(Dataset entries)
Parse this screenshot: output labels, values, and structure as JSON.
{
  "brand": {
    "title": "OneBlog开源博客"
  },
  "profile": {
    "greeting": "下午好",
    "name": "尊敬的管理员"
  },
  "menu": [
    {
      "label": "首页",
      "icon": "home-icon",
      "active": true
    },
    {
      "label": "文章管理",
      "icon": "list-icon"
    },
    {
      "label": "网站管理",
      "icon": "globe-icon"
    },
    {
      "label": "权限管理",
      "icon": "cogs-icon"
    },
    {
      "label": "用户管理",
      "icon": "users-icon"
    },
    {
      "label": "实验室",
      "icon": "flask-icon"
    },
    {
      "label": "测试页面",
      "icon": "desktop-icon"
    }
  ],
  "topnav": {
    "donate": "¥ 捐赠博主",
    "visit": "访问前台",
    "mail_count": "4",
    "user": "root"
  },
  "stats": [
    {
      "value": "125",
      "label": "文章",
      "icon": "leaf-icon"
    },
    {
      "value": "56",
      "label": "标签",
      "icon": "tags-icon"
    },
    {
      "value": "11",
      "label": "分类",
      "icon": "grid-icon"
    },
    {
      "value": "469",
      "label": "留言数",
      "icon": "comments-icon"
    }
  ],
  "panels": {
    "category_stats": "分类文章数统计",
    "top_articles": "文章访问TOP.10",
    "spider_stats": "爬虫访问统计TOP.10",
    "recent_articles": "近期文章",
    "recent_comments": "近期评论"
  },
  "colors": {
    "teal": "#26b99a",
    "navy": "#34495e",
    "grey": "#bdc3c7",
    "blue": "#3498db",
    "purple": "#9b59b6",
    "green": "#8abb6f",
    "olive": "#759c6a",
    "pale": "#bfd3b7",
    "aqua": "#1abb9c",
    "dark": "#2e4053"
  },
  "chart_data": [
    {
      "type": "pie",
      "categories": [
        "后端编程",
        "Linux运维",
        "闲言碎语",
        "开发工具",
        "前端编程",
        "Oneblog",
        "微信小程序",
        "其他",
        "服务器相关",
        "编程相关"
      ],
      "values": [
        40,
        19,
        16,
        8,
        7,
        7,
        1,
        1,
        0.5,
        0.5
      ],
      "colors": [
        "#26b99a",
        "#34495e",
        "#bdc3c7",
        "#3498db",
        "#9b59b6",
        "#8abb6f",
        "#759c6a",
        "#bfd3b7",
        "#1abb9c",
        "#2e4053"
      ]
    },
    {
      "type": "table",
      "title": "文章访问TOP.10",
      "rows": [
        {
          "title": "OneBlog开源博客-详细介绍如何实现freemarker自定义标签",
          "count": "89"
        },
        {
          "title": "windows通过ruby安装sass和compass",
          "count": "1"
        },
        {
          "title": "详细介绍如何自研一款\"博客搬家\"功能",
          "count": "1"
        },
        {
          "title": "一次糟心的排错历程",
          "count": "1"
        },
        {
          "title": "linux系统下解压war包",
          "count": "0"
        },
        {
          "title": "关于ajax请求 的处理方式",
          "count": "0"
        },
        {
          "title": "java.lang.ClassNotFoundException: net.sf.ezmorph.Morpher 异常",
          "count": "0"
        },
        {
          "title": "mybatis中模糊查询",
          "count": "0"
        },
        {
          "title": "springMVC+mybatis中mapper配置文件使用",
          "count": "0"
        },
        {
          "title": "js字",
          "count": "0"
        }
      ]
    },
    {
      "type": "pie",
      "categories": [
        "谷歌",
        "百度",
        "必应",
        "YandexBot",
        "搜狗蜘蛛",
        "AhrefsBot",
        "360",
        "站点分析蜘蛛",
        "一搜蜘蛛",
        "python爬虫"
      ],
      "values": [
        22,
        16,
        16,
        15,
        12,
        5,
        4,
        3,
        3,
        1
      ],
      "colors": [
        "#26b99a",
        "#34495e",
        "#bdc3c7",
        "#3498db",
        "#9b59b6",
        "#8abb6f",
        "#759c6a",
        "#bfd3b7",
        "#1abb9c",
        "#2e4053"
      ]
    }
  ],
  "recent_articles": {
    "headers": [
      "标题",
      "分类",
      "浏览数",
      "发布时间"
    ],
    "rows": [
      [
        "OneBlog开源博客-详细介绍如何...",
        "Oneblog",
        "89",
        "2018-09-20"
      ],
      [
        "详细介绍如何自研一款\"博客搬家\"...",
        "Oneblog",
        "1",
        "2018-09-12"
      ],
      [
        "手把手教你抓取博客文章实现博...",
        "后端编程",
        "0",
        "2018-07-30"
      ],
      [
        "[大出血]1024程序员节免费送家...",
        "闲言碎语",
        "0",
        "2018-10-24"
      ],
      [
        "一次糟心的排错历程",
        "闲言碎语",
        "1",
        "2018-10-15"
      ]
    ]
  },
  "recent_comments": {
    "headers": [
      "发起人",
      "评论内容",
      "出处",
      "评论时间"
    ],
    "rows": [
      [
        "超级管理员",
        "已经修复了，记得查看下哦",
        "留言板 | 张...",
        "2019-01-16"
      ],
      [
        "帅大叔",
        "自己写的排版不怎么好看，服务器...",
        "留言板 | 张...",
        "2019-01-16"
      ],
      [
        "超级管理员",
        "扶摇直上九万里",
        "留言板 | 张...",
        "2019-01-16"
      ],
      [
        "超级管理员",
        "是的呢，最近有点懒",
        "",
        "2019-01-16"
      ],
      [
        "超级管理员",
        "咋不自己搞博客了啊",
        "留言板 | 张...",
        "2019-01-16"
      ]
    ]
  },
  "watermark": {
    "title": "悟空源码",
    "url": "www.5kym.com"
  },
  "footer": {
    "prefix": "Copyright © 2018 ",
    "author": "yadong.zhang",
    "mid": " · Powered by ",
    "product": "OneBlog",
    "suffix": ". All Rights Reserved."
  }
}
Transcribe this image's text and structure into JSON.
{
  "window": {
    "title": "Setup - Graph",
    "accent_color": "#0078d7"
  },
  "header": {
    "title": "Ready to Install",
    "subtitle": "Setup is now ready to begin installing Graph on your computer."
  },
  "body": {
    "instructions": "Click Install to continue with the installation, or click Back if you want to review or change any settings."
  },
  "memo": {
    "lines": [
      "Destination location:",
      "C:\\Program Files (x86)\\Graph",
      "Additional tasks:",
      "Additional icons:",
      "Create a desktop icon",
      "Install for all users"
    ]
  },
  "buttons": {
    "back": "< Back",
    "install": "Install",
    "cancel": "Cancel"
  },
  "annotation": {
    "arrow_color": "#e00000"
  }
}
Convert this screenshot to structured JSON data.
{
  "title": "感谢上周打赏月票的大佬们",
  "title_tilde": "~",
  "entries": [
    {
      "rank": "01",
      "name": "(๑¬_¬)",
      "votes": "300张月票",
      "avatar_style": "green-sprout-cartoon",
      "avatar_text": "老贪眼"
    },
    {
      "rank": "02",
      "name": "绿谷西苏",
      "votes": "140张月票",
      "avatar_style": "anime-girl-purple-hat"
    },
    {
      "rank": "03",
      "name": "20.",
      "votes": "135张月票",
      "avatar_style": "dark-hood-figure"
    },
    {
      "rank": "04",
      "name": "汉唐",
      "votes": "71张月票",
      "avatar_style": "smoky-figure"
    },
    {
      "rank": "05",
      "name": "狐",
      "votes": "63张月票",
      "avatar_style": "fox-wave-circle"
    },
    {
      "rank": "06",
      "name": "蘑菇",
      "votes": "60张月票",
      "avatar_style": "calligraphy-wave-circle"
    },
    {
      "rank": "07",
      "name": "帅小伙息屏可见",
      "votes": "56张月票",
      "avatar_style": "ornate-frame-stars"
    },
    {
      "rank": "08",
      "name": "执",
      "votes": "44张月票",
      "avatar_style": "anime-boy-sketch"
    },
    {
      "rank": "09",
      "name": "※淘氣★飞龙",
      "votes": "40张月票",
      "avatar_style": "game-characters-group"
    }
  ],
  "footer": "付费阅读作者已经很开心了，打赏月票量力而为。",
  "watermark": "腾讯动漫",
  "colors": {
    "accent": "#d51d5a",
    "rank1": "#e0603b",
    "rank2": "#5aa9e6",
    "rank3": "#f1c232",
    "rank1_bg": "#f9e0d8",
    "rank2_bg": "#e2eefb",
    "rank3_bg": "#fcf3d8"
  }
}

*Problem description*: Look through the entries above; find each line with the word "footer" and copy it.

*Written response*:
  "footer": {
  "footer": "付费阅读作者已经很开心了，打赏月票量力而为。",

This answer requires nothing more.